The National Water Commission of Mexico (CNA) recently approved a proposal to install a new irrigation system at the center’s experimental station near Ciudad Obregón, northwestern Mexico. The CNA will finance half of the MXN 4,216,850 (about U$330,000) project and Patronato, the Agricultural Research and Experimentation Board of the State of Sonora (a group of private farmers) will fund the rest. The new irrigation system will be installed by the end of October.
“The replacement of the underground irrigation system at our research station was a high priority,” says Rodrigo Rascón, Obregón station superintendent. “Some of the pipes are over 30 years old, and there are many leaks that are difficult and expensive to repair. This deteriorated infrastructure represents a constant threat to our research activities, particularly those related to drought or supplementary irrigation.”
The pipes are over five km long and most are made of cement with junctures every 90 cm. On multiple occasions, it has been necessary to make regular unlined canals that carry irrigation water on the soil surface, according to Rascón. Unfortunately, these lead to water losses in infiltration and evaporation, and recurring costs associated with maintenance, he says.
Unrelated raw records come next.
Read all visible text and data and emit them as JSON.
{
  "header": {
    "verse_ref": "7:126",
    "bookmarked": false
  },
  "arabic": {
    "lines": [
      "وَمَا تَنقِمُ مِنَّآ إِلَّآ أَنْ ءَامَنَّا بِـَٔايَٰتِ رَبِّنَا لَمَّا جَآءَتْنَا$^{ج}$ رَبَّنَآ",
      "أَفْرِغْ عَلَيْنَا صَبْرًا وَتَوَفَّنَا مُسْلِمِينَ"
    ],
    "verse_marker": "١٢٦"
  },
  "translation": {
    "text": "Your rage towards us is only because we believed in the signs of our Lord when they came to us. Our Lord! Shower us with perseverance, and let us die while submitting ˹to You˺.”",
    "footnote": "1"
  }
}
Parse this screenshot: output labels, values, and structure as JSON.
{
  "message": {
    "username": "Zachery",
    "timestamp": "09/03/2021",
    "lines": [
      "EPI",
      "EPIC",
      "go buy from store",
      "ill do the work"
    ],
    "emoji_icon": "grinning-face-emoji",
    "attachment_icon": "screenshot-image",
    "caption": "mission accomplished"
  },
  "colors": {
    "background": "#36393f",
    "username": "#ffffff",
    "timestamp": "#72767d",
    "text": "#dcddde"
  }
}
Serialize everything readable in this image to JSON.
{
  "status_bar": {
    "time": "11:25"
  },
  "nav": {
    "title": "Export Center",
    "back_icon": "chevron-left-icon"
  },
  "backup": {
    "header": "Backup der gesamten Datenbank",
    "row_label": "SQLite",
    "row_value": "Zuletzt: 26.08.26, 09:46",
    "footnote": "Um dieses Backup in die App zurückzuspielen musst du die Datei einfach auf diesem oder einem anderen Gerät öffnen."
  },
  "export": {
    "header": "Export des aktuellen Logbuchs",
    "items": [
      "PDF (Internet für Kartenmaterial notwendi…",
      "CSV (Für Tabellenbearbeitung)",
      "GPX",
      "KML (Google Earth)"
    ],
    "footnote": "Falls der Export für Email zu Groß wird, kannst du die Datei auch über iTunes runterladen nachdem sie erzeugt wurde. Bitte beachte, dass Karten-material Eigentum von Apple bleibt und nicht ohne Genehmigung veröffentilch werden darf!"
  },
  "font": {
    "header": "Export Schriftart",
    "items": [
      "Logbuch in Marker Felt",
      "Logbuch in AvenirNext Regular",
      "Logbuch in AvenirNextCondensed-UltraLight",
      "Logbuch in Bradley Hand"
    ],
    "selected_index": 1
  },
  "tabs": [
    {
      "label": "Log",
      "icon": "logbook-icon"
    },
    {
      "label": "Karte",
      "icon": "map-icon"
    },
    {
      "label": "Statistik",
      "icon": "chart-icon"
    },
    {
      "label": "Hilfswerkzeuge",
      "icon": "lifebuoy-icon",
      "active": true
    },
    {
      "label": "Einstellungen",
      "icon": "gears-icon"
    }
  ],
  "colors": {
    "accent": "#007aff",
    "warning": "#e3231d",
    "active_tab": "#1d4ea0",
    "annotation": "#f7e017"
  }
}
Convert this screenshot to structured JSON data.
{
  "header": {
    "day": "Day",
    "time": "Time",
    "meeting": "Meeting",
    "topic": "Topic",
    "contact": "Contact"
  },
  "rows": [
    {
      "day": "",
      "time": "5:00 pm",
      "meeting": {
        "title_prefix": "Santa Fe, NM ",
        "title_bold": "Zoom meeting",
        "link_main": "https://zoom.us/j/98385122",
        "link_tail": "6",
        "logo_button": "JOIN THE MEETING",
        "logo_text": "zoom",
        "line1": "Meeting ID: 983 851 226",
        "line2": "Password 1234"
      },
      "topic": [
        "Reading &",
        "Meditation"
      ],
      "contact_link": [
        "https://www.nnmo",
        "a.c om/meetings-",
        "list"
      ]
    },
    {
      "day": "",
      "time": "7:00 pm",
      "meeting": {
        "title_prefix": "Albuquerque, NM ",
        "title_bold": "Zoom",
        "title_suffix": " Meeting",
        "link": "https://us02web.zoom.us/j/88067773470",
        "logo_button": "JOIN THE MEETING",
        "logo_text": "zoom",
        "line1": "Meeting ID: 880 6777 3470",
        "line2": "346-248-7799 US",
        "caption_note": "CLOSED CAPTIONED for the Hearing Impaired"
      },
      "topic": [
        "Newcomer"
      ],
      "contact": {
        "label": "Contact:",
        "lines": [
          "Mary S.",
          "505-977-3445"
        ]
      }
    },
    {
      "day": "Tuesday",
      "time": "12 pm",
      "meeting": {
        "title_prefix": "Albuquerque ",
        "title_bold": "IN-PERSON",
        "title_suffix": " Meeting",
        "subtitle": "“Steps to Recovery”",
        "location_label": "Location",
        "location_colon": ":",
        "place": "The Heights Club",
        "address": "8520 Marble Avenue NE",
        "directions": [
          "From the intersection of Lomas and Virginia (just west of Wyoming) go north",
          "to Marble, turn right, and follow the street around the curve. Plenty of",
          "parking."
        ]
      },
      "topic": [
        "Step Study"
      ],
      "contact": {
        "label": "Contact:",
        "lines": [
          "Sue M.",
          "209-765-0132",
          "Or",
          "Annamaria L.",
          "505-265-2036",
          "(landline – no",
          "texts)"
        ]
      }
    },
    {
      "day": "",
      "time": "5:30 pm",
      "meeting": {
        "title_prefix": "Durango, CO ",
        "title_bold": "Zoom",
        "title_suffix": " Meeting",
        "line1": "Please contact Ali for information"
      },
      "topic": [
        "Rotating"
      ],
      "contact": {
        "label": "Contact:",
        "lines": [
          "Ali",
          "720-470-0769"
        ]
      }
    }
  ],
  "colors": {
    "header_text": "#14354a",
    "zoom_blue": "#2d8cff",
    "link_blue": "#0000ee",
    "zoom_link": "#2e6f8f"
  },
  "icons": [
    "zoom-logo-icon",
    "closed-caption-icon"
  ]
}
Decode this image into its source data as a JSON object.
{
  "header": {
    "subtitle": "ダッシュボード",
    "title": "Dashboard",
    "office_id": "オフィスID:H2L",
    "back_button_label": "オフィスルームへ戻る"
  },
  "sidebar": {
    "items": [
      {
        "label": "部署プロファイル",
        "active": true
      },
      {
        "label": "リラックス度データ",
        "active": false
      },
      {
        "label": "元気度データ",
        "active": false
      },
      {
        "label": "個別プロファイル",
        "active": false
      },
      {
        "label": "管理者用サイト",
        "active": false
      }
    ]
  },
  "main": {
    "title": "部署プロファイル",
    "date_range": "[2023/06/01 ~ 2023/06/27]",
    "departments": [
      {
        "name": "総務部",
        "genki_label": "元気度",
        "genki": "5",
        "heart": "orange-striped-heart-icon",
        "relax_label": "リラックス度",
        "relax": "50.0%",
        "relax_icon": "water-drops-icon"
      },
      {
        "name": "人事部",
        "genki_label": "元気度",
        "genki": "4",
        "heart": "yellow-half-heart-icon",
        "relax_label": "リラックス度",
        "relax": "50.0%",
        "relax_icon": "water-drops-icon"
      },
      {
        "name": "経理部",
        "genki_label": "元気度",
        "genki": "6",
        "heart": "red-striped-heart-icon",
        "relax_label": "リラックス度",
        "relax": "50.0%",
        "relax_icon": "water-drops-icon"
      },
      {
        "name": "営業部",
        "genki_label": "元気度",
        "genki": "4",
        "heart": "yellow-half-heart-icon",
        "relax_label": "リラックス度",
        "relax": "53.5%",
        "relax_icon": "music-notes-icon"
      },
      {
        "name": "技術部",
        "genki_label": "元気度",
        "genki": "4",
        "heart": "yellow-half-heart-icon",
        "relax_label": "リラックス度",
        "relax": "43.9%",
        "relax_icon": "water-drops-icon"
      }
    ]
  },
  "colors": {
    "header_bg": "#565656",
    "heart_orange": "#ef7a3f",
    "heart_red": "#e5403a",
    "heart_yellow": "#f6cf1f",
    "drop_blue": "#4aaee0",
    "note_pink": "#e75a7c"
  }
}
Water leaches down into the soil from the unlined canals, and the sun also evaporates part of the water that runs through them.
CIMMYT’s Obregón station is located on Patronato’s land in the Yaqui Valley. Patronato allows the center to use 170 hectares of land for research that generates advanced wheat germplasm for the world. Thanks to both the CNA and Patronato for their generous support for the new irrigation system!